Exercise brief: Copy the records word for word, omitting all pictures.

=== Material provided ===

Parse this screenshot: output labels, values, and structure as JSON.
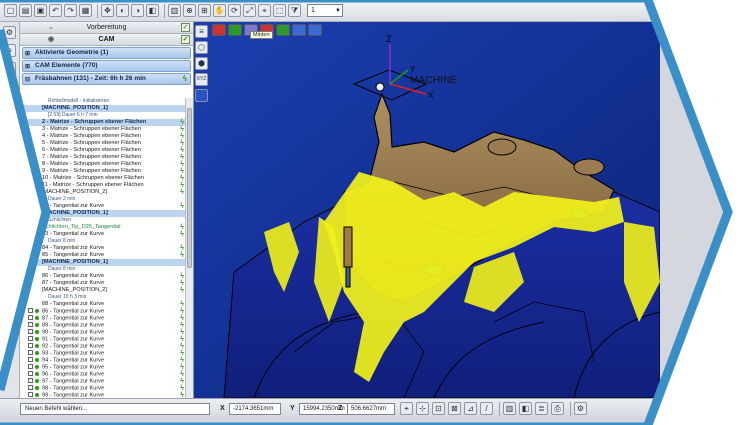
{
  "toolbar": {
    "layer_value": "1",
    "icons": [
      "new-icon",
      "open-icon",
      "save-icon",
      "undo-icon",
      "redo-icon",
      "grid-icon",
      "snap-icon",
      "render-icon",
      "zoom-icon",
      "pan-icon"
    ]
  },
  "panel": {
    "tab_top": "Vorbereitung",
    "tab_cam": "CAM",
    "sections": [
      "Aktivierte Geometrie (1)",
      "CAM Elemente (770)",
      "Fräsbahnen (131) - Zeit: 6h h 26 min"
    ],
    "tree": [
      {
        "text": "Rohteilmodell - Initialisieren",
        "type": "info",
        "bolt": false
      },
      {
        "text": "[MACHINE_POSITION_1]",
        "type": "hl",
        "bolt": false
      },
      {
        "text": "[2 59] Dauer 6 h 7 min",
        "type": "info",
        "bolt": false
      },
      {
        "text": "2 - Matrize - Schruppen ebener Flächen",
        "type": "hl",
        "bolt": true
      },
      {
        "text": "3 - Matrize - Schruppen ebener Flächen",
        "type": "normal",
        "bolt": true
      },
      {
        "text": "4 - Matrize - Schruppen ebener Flächen",
        "type": "normal",
        "bolt": true
      },
      {
        "text": "5 - Matrize - Schruppen ebener Flächen",
        "type": "normal",
        "bolt": true
      },
      {
        "text": "6 - Matrize - Schruppen ebener Flächen",
        "type": "normal",
        "bolt": true
      },
      {
        "text": "7 - Matrize - Schruppen ebener Flächen",
        "type": "normal",
        "bolt": true
      },
      {
        "text": "8 - Matrize - Schruppen ebener Flächen",
        "type": "normal",
        "bolt": true
      },
      {
        "text": "9 - Matrize - Schruppen ebener Flächen",
        "type": "normal",
        "bolt": true
      },
      {
        "text": "10 - Matrize - Schruppen ebener Flächen",
        "type": "normal",
        "bolt": true
      },
      {
        "text": "11 - Matrize - Schruppen ebener Flächen",
        "type": "normal",
        "bolt": true
      },
      {
        "text": "[MACHINE_POSITION_2]",
        "type": "normal",
        "bolt": true
      },
      {
        "text": "Dauer 2 min",
        "type": "info",
        "bolt": false
      },
      {
        "text": "12 - Tangential zur Kurve",
        "type": "normal",
        "bolt": true
      },
      {
        "text": "[MACHINE_POSITION_1]",
        "type": "hl",
        "bolt": false
      },
      {
        "text": "Schlichten",
        "type": "info",
        "bolt": false
      },
      {
        "text": "Schlichten_Tip_D25_Tangential",
        "type": "green",
        "bolt": true
      },
      {
        "text": "13 - Tangential zur Kurve",
        "type": "normal",
        "bolt": true
      },
      {
        "text": "Dauer 8 min",
        "type": "info",
        "bolt": false
      },
      {
        "text": "84 - Tangential zur Kurve",
        "type": "normal",
        "bolt": true
      },
      {
        "text": "85 - Tangential zur Kurve",
        "type": "normal",
        "bolt": true
      },
      {
        "text": "[MACHINE_POSITION_1]",
        "type": "hl",
        "bolt": false
      },
      {
        "text": "Dauer 8 min",
        "type": "info",
        "bolt": false
      },
      {
        "text": "86 - Tangential zur Kurve",
        "type": "normal",
        "bolt": true
      },
      {
        "text": "87 - Tangential zur Kurve",
        "type": "normal",
        "bolt": true
      },
      {
        "text": "[MACHINE_POSITION_2]",
        "type": "normal",
        "bolt": true
      },
      {
        "text": "Dauer 10 h 3 min",
        "type": "info",
        "bolt": false
      },
      {
        "text": "88 - Tangential zur Kurve",
        "type": "normal",
        "bolt": true
      },
      {
        "text": "86 - Tangential zur Kurve",
        "type": "check",
        "bolt": true
      },
      {
        "text": "87 - Tangential zur Kurve",
        "type": "check",
        "bolt": true
      },
      {
        "text": "89 - Tangential zur Kurve",
        "type": "check",
        "bolt": true
      },
      {
        "text": "90 - Tangential zur Kurve",
        "type": "check",
        "bolt": true
      },
      {
        "text": "91 - Tangential zur Kurve",
        "type": "check",
        "bolt": true
      },
      {
        "text": "92 - Tangential zur Kurve",
        "type": "check",
        "bolt": true
      },
      {
        "text": "93 - Tangential zur Kurve",
        "type": "check",
        "bolt": true
      },
      {
        "text": "94 - Tangential zur Kurve",
        "type": "check",
        "bolt": true
      },
      {
        "text": "95 - Tangential zur Kurve",
        "type": "check",
        "bolt": true
      },
      {
        "text": "96 - Tangential zur Kurve",
        "type": "check",
        "bolt": true
      },
      {
        "text": "97 - Tangential zur Kurve",
        "type": "check",
        "bolt": true
      },
      {
        "text": "98 - Tangential zur Kurve",
        "type": "check",
        "bolt": true
      },
      {
        "text": "99 - Tangential zur Kurve",
        "type": "check",
        "bolt": true
      }
    ]
  },
  "viewport": {
    "tooltip": "Minten",
    "machine_label": "MACHINE",
    "axis_z": "Z",
    "axis_y": "Y",
    "axis_x": "X",
    "mini_axis_label": "XYZ",
    "colors": {
      "background": "#0f2a8a",
      "part_bronze": "#8a6d45",
      "toolpath_yellow": "#f2f21a",
      "edge": "#000000",
      "frame_blue": "#3b8fc7"
    }
  },
  "status": {
    "command_placeholder": "Neuen Befehl wählen...",
    "x_label": "X",
    "x_value": "-2174.3651mm",
    "y_label": "Y",
    "y_value": "15994.2350mm",
    "z_label": "Z",
    "z_value": "506.6627mm"
  }
}
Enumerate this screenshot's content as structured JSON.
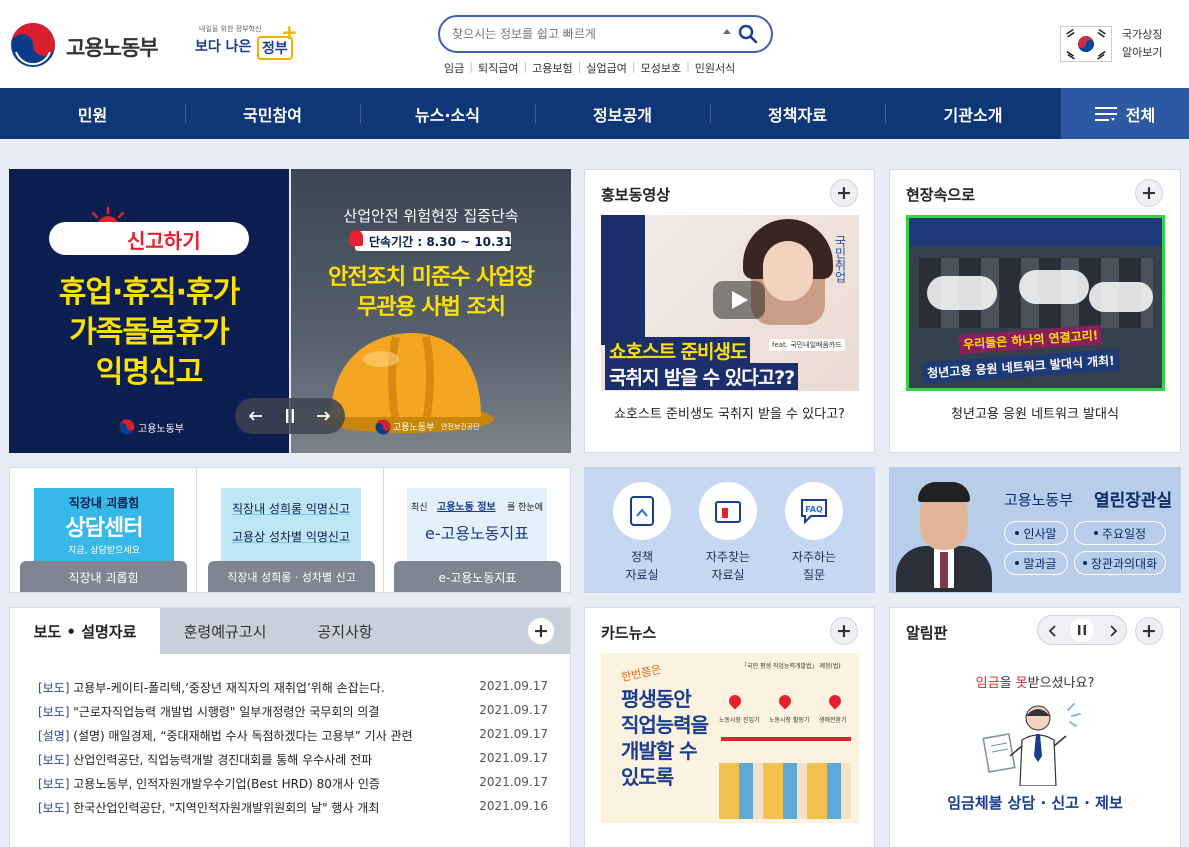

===

Completed task:
Parse this screenshot: output labels, values, and structure as JSON.
{
  "toolbar": {
    "layer_value": "1",
    "icons": [
      "new-icon",
      "open-icon",
      "save-icon",
      "undo-icon",
      "redo-icon",
      "grid-icon",
      "snap-icon",
      "render-icon",
      "zoom-icon",
      "pan-icon"
    ]
  },
  "panel": {
    "tab_top": "Vorbereitung",
    "tab_cam": "CAM",
    "sections": [
      "Aktivierte Geometrie (1)",
      "CAM Elemente (770)",
      "Fräsbahnen (131) - Zeit: 6h h 26 min"
    ],
    "tree": [
      {
        "text": "Rohteilmodell - Initialisieren",
        "type": "info",
        "bolt": false
      },
      {
        "text": "[MACHINE_POSITION_1]",
        "type": "hl",
        "bolt": false
      },
      {
        "text": "[2 59] Dauer 6 h 7 min",
        "type": "info",
        "bolt": false
      },
      {
        "text": "2 - Matrize - Schruppen ebener Flächen",
        "type": "hl",
        "bolt": true
      },
      {
        "text": "3 - Matrize - Schruppen ebener Flächen",
        "type": "normal",
        "bolt": true
      },
      {
        "text": "4 - Matrize - Schruppen ebener Flächen",
        "type": "normal",
        "bolt": true
      },
      {
        "text": "5 - Matrize - Schruppen ebener Flächen",
        "type": "normal",
        "bolt": true
      },
      {
        "text": "6 - Matrize - Schruppen ebener Flächen",
        "type": "normal",
        "bolt": true
      },
      {
        "text": "7 - Matrize - Schruppen ebener Flächen",
        "type": "normal",
        "bolt": true
      },
      {
        "text": "8 - Matrize - Schruppen ebener Flächen",
        "type": "normal",
        "bolt": true
      },
      {
        "text": "9 - Matrize - Schruppen ebener Flächen",
        "type": "normal",
        "bolt": true
      },
      {
        "text": "10 - Matrize - Schruppen ebener Flächen",
        "type": "normal",
        "bolt": true
      },
      {
        "text": "11 - Matrize - Schruppen ebener Flächen",
        "type": "normal",
        "bolt": true
      },
      {
        "text": "[MACHINE_POSITION_2]",
        "type": "normal",
        "bolt": true
      },
      {
        "text": "Dauer 2 min",
        "type": "info",
        "bolt": false
      },
      {
        "text": "12 - Tangential zur Kurve",
        "type": "normal",
        "bolt": true
      },
      {
        "text": "[MACHINE_POSITION_1]",
        "type": "hl",
        "bolt": false
      },
      {
        "text": "Schlichten",
        "type": "info",
        "bolt": false
      },
      {
        "text": "Schlichten_Tip_D25_Tangential",
        "type": "green",
        "bolt": true
      },
      {
        "text": "13 - Tangential zur Kurve",
        "type": "normal",
        "bolt": true
      },
      {
        "text": "Dauer 8 min",
        "type": "info",
        "bolt": false
      },
      {
        "text": "84 - Tangential zur Kurve",
        "type": "normal",
        "bolt": true
      },
      {
        "text": "85 - Tangential zur Kurve",
        "type": "normal",
        "bolt": true
      },
      {
        "text": "[MACHINE_POSITION_1]",
        "type": "hl",
        "bolt": false
      },
      {
        "text": "Dauer 8 min",
        "type": "info",
        "bolt": false
      },
      {
        "text": "86 - Tangential zur Kurve",
        "type": "normal",
        "bolt": true
      },
      {
        "text": "87 - Tangential zur Kurve",
        "type": "normal",
        "bolt": true
      },
      {
        "text": "[MACHINE_POSITION_2]",
        "type": "normal",
        "bolt": true
      },
      {
        "text": "Dauer 10 h 3 min",
        "type": "info",
        "bolt": false
      },
      {
        "text": "88 - Tangential zur Kurve",
        "type": "normal",
        "bolt": true
      },
      {
        "text": "86 - Tangential zur Kurve",
        "type": "check",
        "bolt": true
      },
      {
        "text": "87 - Tangential zur Kurve",
        "type": "check",
        "bolt": true
      },
      {
        "text": "89 - Tangential zur Kurve",
        "type": "check",
        "bolt": true
      },
      {
        "text": "90 - Tangential zur Kurve",
        "type": "check",
        "bolt": true
      },
      {
        "text": "91 - Tangential zur Kurve",
        "type": "check",
        "bolt": true
      },
      {
        "text": "92 - Tangential zur Kurve",
        "type": "check",
        "bolt": true
      },
      {
        "text": "93 - Tangential zur Kurve",
        "type": "check",
        "bolt": true
      },
      {
        "text": "94 - Tangential zur Kurve",
        "type": "check",
        "bolt": true
      },
      {
        "text": "95 - Tangential zur Kurve",
        "type": "check",
        "bolt": true
      },
      {
        "text": "96 - Tangential zur Kurve",
        "type": "check",
        "bolt": true
      },
      {
        "text": "97 - Tangential zur Kurve",
        "type": "check",
        "bolt": true
      },
      {
        "text": "98 - Tangential zur Kurve",
        "type": "check",
        "bolt": true
      },
      {
        "text": "99 - Tangential zur Kurve",
        "type": "check",
        "bolt": true
      }
    ]
  },
  "viewport": {
    "tooltip": "Minten",
    "machine_label": "MACHINE",
    "axis_z": "Z",
    "axis_y": "Y",
    "axis_x": "X",
    "mini_axis_label": "XYZ",
    "colors": {
      "background": "#0f2a8a",
      "part_bronze": "#8a6d45",
      "toolpath_yellow": "#f2f21a",
      "edge": "#000000",
      "frame_blue": "#3b8fc7"
    }
  },
  "status": {
    "command_placeholder": "Neuen Befehl wählen...",
    "x_label": "X",
    "x_value": "-2174.3651mm",
    "y_label": "Y",
    "y_value": "15994.2350mm",
    "z_label": "Z",
    "z_value": "506.6627mm"
  }
}
Enumerate this screenshot's content as structured JSON.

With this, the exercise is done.